Repeat the data exactly, so that every line matches the original.
────────────────────────────────────────
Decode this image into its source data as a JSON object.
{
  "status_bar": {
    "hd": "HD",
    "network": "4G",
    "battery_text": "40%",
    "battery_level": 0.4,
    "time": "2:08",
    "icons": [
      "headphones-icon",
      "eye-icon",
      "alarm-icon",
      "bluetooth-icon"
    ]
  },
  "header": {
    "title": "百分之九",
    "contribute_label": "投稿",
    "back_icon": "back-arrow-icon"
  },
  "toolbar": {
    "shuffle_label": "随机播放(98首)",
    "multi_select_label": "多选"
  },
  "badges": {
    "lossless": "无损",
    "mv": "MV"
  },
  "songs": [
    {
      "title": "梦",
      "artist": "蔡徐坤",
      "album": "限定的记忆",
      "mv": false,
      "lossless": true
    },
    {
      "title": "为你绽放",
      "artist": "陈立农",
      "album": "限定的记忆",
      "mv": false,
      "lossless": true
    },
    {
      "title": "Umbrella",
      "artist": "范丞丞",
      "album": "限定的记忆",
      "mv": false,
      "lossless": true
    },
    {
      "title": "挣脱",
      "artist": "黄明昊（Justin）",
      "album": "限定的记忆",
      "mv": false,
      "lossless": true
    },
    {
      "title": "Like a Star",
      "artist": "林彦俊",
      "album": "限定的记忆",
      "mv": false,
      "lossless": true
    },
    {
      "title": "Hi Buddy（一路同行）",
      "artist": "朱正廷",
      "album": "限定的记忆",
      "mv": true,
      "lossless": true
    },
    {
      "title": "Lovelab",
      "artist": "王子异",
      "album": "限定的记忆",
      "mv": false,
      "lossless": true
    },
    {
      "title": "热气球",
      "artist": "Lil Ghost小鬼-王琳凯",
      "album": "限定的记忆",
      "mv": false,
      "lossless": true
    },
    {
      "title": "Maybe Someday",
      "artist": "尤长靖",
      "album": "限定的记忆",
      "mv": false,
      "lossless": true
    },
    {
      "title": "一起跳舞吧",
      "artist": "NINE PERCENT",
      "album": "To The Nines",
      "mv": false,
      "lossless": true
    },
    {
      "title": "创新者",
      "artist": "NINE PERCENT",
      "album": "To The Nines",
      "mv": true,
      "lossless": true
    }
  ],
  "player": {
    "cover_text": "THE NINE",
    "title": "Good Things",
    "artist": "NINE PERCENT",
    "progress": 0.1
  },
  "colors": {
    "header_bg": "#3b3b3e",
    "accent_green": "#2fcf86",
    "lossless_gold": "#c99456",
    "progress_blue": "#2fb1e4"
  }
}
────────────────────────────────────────
ANSWER TO THIS EXERCISE =
Decode this image into its source data as a JSON object.
{
  "status_bar": {
    "hd": "HD",
    "network": "4G",
    "battery_text": "40%",
    "battery_level": 0.4,
    "time": "2:08",
    "icons": [
      "headphones-icon",
      "eye-icon",
      "alarm-icon",
      "bluetooth-icon"
    ]
  },
  "header": {
    "title": "百分之九",
    "contribute_label": "投稿",
    "back_icon": "back-arrow-icon"
  },
  "toolbar": {
    "shuffle_label": "随机播放(98首)",
    "multi_select_label": "多选"
  },
  "badges": {
    "lossless": "无损",
    "mv": "MV"
  },
  "songs": [
    {
      "title": "梦",
      "artist": "蔡徐坤",
      "album": "限定的记忆",
      "mv": false,
      "lossless": true
    },
    {
      "title": "为你绽放",
      "artist": "陈立农",
      "album": "限定的记忆",
      "mv": false,
      "lossless": true
    },
    {
      "title": "Umbrella",
      "artist": "范丞丞",
      "album": "限定的记忆",
      "mv": false,
      "lossless": true
    },
    {
      "title": "挣脱",
      "artist": "黄明昊（Justin）",
      "album": "限定的记忆",
      "mv": false,
      "lossless": true
    },
    {
      "title": "Like a Star",
      "artist": "林彦俊",
      "album": "限定的记忆",
      "mv": false,
      "lossless": true
    },
    {
      "title": "Hi Buddy（一路同行）",
      "artist": "朱正廷",
      "album": "限定的记忆",
      "mv": true,
      "lossless": true
    },
    {
      "title": "Lovelab",
      "artist": "王子异",
      "album": "限定的记忆",
      "mv": false,
      "lossless": true
    },
    {
      "title": "热气球",
      "artist": "Lil Ghost小鬼-王琳凯",
      "album": "限定的记忆",
      "mv": false,
      "lossless": true
    },
    {
      "title": "Maybe Someday",
      "artist": "尤长靖",
      "album": "限定的记忆",
      "mv": false,
      "lossless": true
    },
    {
      "title": "一起跳舞吧",
      "artist": "NINE PERCENT",
      "album": "To The Nines",
      "mv": false,
      "lossless": true
    },
    {
      "title": "创新者",
      "artist": "NINE PERCENT",
      "album": "To The Nines",
      "mv": true,
      "lossless": true
    }
  ],
  "player": {
    "cover_text": "THE NINE",
    "title": "Good Things",
    "artist": "NINE PERCENT",
    "progress": 0.1
  },
  "colors": {
    "header_bg": "#3b3b3e",
    "accent_green": "#2fcf86",
    "lossless_gold": "#c99456",
    "progress_blue": "#2fb1e4"
  }
}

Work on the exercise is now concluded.